How do I understand the relative group cohomology in terms of derived functors? We know that $H^\ast(G;M)=\operatorname{Ext}^\ast_{\mathbb Z[G]}(\mathbb Z,M)$ and $H^\ast(H;M)=\operatorname{Ext}^\ast_{\mathbb Z[H]}(\mathbb Z,M)$. But since these are $\operatorname{Ext}$'s in different categories, it doesn't seem clear how to fit a third into the exact sequence. What I'd like is some $\operatorname{Ext}$ definition of the relative group cohomology groups I've defined above.

More Info:

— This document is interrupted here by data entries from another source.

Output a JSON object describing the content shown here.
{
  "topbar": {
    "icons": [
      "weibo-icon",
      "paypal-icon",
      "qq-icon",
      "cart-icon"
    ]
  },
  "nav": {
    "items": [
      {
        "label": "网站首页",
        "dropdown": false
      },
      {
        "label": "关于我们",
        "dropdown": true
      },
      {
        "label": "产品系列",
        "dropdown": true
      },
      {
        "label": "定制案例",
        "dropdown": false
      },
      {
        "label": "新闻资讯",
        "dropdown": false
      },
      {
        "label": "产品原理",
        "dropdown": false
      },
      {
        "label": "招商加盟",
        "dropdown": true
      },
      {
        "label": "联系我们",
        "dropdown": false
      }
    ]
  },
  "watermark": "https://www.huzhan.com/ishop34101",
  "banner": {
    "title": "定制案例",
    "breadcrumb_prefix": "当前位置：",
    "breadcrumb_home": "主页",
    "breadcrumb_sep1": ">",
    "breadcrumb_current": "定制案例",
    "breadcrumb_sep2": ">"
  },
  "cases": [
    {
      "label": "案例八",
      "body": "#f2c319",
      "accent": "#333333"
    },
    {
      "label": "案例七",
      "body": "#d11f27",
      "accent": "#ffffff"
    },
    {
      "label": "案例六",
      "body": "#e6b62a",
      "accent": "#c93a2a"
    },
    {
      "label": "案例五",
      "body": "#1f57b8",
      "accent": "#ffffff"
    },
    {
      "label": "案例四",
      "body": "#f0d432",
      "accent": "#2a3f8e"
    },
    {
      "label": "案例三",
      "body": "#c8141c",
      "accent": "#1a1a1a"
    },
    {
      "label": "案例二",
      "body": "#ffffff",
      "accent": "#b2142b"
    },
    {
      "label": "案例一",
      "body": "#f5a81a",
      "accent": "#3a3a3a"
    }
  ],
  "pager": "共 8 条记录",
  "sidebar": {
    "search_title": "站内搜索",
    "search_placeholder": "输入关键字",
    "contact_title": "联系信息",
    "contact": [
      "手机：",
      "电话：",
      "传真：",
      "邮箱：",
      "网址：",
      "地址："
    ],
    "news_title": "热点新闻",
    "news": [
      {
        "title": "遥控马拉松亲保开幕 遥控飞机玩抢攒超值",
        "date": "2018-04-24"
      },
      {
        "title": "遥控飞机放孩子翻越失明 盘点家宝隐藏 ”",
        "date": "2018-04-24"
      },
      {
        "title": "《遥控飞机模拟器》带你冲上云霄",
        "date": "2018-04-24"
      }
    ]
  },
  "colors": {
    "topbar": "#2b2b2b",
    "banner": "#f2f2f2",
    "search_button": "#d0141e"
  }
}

I've tried the following, but it seems to give the "wrong" answer. We can get everything into the same category by observing that $M^H=\operatorname{Hom}_{\mathbb Z[G]}(\mathbb Z[G/H],M)$, and thus the cohomology is given by $H^\ast(H;M)=\operatorname{Ext}^\ast(\mathbb Z[G/H],M)$ (from now on, all $\operatorname{Ext}$'s are in the category of $\mathbb Z[G]$-modules). Furthermore (and correct me if I am wrong), the restriction homomorphism $H^\ast(G,M)\to H^\ast(H,M)$ is induced by the "sum coefficients" morphism $\mathbb Z[G/H]\to\mathbb Z$ (giving the map $\operatorname{Ext}^\ast(\mathbb Z,M)\to\operatorname{Ext}^\ast(\mathbb Z[G/H],M)$). So, now it looks like we get what we want, but now comes a surprise. The "first argument"s of the $\operatorname{Ext}$'s fit into a short exact sequence: $$ 0\to\ker\to\mathbb Z[G/H]\to\mathbb Z\to 0 $$ and thus we have a long exact sequence of $\operatorname{Ext}$: $$ \cdots\to\operatorname{Ext}^\ast(\mathbb Z,M)\to\operatorname{Ext}^\ast(\mathbb Z[G/H],M)\to\operatorname{Ext}^\ast(\ker,M)\to\cdots $$ But now it looks like $\operatorname{Ext}^\ast(\ker,M)$ is not giving the relative group cohomology groups we want: the long exact sequence isn't the same as the one above, it's gotten flipped around. I guess this doesn't entirely disqualify the construction, since perhaps we have $H^\ast(G,H;M)=\operatorname{Ext}^{\ast-1}(\ker,M)$, but in this case I'd still like an explanation for why this dimension shifting happens.